What would you want to say to women currently suffering with PND?
First and foremost, please keep in mind this Postpartum Support International mantra: You are not alone, you are not to blame for the way you feel (and PPD is a real illness that’s treatable), and you will be well again with the right treatment. You are your own best advocate, so it is very important that you arm yourself with knowledge about it, including why it happens and how to seek treatment for it. That knowledge will empower you to be your own best advocate and help you find the right help to recover as quickly as possible. You may feel like you are alone in your experience, but you aren’t!
Thank you Ivy for sharing your story that needed to be told.
Find your simple,
* Disclaimer – For this post and this entire blog -I am not a doctor or specialist, but simply share my PND experiences and those of others. Please always seek medical (or other) advice and treatment for your own health care.
Survivor bio:Ivy Shih Leung is a postpartum depression (PPD) survivor/advocate, the author of Ivy’s PPD Blog and “One Mom’s Journey to Motherhood: Infertility, Childbirth Complications and Postpartum Depression, Oh My!” and a Postpartum Support International member. A graduate of Mount Holyoke College with a BA in Biology, Ivy lives with her husband and daughter in New Jersey.
Read previous interviews in this series:

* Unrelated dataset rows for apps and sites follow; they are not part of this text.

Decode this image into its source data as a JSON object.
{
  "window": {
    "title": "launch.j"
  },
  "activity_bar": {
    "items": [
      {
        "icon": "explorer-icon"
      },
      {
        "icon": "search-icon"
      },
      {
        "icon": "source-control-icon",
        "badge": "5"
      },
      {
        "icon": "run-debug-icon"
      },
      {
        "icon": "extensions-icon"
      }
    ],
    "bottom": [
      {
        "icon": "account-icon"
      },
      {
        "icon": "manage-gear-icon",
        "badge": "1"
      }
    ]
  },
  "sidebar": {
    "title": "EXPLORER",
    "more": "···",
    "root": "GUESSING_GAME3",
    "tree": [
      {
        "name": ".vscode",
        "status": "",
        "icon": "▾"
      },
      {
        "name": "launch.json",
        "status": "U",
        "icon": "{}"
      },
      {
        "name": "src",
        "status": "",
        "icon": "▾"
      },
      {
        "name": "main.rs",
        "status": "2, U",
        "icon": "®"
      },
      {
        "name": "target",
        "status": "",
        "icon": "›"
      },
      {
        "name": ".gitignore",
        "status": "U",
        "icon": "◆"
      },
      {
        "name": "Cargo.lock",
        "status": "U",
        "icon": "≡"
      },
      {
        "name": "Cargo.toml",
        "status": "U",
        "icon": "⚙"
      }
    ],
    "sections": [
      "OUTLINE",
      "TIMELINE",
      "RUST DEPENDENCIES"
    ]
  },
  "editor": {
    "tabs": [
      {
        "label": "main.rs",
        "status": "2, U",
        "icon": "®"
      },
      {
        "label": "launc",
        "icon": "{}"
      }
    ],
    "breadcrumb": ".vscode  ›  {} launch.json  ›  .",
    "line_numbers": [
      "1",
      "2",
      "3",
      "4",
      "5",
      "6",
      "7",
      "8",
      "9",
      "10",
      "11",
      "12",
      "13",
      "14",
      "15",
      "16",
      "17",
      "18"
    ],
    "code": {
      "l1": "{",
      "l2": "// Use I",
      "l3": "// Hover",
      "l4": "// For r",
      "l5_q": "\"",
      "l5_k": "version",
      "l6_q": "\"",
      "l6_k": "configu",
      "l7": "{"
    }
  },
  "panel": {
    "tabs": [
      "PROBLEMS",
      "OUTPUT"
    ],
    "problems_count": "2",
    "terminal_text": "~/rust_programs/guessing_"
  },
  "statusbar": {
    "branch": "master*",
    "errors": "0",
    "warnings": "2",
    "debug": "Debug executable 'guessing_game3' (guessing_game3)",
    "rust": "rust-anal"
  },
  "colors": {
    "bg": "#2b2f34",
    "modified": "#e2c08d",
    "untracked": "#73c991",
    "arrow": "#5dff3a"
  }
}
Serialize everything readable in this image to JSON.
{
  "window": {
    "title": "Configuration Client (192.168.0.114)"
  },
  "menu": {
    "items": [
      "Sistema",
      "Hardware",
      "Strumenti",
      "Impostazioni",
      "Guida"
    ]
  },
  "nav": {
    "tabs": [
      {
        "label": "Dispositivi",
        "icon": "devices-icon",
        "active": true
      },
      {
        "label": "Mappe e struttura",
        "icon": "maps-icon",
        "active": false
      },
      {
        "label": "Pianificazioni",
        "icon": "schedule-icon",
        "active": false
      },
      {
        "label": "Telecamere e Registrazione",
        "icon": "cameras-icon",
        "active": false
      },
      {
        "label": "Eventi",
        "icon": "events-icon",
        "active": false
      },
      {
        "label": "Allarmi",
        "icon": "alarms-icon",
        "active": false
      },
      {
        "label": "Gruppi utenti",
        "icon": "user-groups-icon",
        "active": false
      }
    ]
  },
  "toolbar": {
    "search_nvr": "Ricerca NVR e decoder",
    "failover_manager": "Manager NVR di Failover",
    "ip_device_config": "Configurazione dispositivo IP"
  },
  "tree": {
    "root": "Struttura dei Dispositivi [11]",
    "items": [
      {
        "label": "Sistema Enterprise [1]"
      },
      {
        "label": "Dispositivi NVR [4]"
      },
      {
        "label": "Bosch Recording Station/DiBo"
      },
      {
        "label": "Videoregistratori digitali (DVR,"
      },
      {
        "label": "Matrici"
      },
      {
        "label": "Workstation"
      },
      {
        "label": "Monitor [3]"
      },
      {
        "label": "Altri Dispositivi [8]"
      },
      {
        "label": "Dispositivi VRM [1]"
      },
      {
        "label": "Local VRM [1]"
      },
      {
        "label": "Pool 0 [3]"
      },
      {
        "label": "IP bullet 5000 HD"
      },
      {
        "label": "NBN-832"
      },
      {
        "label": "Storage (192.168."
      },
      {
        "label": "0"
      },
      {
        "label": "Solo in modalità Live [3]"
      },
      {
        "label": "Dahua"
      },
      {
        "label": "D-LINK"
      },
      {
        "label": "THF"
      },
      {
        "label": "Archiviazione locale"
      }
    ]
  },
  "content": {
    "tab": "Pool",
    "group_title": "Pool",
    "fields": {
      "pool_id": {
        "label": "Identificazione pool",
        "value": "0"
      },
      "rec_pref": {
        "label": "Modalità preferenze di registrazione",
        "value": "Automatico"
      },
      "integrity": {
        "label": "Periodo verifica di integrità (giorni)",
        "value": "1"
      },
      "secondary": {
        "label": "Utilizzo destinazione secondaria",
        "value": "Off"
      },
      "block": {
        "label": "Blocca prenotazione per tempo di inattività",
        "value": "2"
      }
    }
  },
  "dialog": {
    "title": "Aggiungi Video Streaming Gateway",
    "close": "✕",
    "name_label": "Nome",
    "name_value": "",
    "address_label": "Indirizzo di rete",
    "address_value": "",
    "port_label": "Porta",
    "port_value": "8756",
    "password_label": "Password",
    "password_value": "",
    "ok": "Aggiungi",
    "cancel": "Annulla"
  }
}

Jane from Life on Planet Baby
Andrea from Postpartum and Pigtails
Debbie from Aspiring Mum
Tina from The Duepners